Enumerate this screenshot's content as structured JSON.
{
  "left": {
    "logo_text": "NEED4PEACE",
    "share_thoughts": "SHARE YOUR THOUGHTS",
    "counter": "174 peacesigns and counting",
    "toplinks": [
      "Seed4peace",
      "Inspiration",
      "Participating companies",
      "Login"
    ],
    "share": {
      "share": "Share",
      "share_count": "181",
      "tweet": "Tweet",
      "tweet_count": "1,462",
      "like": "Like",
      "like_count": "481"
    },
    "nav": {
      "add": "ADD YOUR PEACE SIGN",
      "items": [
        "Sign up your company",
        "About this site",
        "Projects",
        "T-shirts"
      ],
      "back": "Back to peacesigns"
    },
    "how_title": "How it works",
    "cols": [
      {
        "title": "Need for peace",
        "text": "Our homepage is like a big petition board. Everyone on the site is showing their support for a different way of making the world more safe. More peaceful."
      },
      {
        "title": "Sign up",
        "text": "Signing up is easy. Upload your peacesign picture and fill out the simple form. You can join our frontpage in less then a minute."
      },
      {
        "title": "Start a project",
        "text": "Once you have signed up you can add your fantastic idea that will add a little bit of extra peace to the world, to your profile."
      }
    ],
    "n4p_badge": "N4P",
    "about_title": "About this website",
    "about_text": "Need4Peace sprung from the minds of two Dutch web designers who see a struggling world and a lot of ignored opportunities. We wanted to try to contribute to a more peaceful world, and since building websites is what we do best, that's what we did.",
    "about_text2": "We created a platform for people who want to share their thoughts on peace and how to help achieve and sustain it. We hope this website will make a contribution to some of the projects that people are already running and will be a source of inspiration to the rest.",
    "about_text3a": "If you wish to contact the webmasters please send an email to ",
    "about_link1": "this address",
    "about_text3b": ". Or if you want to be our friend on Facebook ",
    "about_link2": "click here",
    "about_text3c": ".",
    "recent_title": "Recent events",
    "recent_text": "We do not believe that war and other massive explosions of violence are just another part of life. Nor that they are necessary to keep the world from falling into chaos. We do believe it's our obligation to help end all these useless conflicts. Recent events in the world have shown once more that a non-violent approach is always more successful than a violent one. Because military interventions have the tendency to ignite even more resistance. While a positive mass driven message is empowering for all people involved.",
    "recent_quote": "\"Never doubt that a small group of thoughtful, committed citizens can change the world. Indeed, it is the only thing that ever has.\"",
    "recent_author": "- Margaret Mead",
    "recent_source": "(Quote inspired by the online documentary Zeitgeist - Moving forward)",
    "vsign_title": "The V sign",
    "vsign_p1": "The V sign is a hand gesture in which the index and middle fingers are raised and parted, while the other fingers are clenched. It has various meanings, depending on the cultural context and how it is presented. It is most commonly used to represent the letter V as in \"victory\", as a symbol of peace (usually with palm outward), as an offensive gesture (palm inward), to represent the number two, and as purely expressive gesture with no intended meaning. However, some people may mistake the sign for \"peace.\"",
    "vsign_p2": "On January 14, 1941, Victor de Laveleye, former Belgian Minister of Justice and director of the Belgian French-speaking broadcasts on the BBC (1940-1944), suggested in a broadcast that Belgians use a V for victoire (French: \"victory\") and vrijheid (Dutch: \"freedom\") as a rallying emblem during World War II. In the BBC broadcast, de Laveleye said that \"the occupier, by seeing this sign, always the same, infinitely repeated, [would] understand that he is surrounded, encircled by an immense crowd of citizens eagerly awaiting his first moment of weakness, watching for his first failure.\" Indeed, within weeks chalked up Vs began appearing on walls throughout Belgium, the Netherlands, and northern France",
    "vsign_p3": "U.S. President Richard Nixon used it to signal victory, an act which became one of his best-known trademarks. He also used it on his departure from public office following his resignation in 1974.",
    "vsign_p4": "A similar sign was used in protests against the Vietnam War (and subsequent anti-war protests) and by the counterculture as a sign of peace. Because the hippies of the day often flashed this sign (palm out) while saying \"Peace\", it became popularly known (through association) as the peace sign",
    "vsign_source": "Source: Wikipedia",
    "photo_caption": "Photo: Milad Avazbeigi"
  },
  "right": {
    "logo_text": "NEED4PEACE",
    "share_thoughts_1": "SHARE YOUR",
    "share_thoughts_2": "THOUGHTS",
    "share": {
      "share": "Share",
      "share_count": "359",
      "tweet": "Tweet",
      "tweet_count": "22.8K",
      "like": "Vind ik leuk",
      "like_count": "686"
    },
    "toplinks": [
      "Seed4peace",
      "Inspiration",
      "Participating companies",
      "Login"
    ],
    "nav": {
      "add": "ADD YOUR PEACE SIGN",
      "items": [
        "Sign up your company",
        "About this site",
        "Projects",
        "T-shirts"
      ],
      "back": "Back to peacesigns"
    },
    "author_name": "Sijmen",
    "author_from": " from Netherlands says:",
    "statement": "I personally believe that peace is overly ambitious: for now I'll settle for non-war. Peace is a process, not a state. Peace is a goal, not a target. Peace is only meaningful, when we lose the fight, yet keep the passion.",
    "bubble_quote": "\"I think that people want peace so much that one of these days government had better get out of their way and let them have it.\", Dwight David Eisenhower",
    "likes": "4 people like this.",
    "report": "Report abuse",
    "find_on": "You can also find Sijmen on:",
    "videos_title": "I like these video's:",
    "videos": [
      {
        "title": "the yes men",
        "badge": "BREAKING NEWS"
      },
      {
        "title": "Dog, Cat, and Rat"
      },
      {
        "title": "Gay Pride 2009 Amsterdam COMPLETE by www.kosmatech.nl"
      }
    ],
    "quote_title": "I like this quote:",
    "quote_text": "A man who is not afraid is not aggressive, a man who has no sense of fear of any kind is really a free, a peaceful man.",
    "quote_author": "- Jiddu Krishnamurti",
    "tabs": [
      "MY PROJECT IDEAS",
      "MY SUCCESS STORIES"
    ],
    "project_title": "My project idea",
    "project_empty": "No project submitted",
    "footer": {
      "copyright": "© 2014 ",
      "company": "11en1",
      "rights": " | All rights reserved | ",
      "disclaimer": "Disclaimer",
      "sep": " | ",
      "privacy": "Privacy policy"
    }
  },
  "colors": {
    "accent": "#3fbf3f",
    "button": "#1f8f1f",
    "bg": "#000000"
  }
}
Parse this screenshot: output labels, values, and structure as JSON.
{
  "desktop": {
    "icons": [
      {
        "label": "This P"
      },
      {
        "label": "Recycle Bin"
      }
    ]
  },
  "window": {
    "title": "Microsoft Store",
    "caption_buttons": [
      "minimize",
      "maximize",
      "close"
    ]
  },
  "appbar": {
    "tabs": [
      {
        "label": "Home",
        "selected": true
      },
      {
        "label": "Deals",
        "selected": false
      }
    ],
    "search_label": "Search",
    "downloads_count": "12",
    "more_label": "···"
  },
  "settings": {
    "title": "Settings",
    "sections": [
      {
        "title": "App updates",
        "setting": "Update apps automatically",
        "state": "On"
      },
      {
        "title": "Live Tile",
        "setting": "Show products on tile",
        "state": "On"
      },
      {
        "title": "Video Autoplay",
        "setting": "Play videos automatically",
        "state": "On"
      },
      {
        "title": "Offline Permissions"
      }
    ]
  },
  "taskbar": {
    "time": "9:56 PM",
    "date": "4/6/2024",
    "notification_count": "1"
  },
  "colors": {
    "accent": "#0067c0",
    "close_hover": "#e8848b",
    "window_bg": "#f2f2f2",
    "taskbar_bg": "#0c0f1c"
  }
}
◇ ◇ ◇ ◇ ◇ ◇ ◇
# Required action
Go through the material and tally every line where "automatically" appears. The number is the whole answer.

# Result of this exercise
2